Coach Manu Garba, when asked to describe his philosophy of football, pauses, takes a breath and, in the way of someone about to shock with a brash answer, responds: “Total Football.”
Ask any of the other 23 coaches here in the Emirates if they’re planning to employ an approach as expansive, fluid, difficult to master, as Total Football and they’ll likely laugh in your face and politely excuse themselves. But Garba just smiles, folds his arms and sits back leaving you with mental images of the 1970s, Total Football’s heyday, and its short shorts and long sideburns.
Garba is not a naïve man. He is a serious man. He understands the freedom, the fitness and intelligence, the 90-minute commitment, needed to make it work. He also knows the dangers and challenges of using a highly intellectualised system, where the comfort of set positions is totally thrown out the window, are doubled with such young players. “It’s not been an easy philosophy to pass on to these young boys,” admitted Garba, who played in the first Nigerian team to reach a FIFA finals when he won the African U-20 championship of 1983. “They have no league experience.
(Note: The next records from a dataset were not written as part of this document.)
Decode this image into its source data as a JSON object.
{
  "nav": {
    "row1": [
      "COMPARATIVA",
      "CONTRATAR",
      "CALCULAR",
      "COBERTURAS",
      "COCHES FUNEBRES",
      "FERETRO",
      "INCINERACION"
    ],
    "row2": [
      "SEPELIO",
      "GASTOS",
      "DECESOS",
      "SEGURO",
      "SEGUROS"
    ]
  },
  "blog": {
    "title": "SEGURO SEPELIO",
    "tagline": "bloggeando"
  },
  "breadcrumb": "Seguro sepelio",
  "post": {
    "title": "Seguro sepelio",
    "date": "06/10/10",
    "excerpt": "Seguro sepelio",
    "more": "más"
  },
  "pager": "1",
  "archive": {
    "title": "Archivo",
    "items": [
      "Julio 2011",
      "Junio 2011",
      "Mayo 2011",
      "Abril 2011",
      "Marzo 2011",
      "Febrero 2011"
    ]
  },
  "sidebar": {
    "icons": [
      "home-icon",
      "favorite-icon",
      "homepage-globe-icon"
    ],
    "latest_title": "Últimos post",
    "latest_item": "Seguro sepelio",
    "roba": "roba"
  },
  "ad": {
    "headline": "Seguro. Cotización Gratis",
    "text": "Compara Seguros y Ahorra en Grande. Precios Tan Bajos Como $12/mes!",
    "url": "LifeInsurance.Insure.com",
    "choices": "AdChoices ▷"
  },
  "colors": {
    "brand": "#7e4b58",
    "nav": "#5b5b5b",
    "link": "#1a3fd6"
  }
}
They are amateurs,” he insists of his side who have spent two weeks in Dubai preparing for the tournament opener.
“They play for local teams, or at their secondary schools, but it is this youth that can make them very adaptable to new ideas,” he adds, a tone of warning building in his voice. “They are right to call us favourites.
“I give my players a special freedom, a freedom to express themselves,” he continued, conjuring the spirit of the Rinus Michels, the late coach of Ajax and Holland, who is credited with founding, or at least refining, Total Football. “When we have the ball, we all attack. When we don’t, we all defend,” said the coach, who was an assistant in 2007 in Korea the last time Nigeria won a U-17 World Cup. “Take a chance; go forward, another man will cover you. All my players have the freedom to go anywhere, and it’s a responsibility they understand. Think Barcelona, think Spain, think entertaining, think passion and possibility.”
One would be tempted to think this all just bravado and bluster, but Garba sells it. He dropped Theophilus Solomon, a young striker dubbed the ‘Nigerian Ronaldo’ by media back home, due to a slight injury. But even without a marquis player, his confidence in his crop is plentiful. “I don’t see any defence that can stop us,” he said, citing an 11-0 win over Spanish club Espanyol’s youth academy team last month as a rather forceful example. “We know a World Cup is a different story, but, man, my attack is blistering. They can destroy any team on their day.”
Title or bust for boys in green
It’s clear. No false modesty here. This is a man who believes in his boys, his system, and expects a record fourth Nigerian title here in the Gulf. Anything less simply would not do. “We don’t rely on just a few players to score or lead,” he added. “We have so many attacking options, we’ve multiplied them. We can hurt you from all over the pitch. We’re not just 11 individuals playing a game. My players aren’t just numbers on a chalkboard. They are individuals with their own personalities. I have faith in them.”
Faith or not, football – Total football or any other kind – is played on a pitch, not in a hotel lobby. Goals win games and in their mouth-watering Group F opener against Mexico, Garba and co will meet up with the defending world champions in this age category. “I like the way the Latin American teams play, the way they ping the ball around, it’s a lot like Ghana, a lot like us,” he said. “But we can beat anyone.”
Garba is a man with a plan. It’s clear when he stalks the touchline during training sessions. “Enjoy yourselves, enjoy!” he often shouts, at the top of his lungs, urging his young players to express themselves. Total Football, after all, is still a kid’s game, with 22 bodies, a bouncing ball and a pair of goals.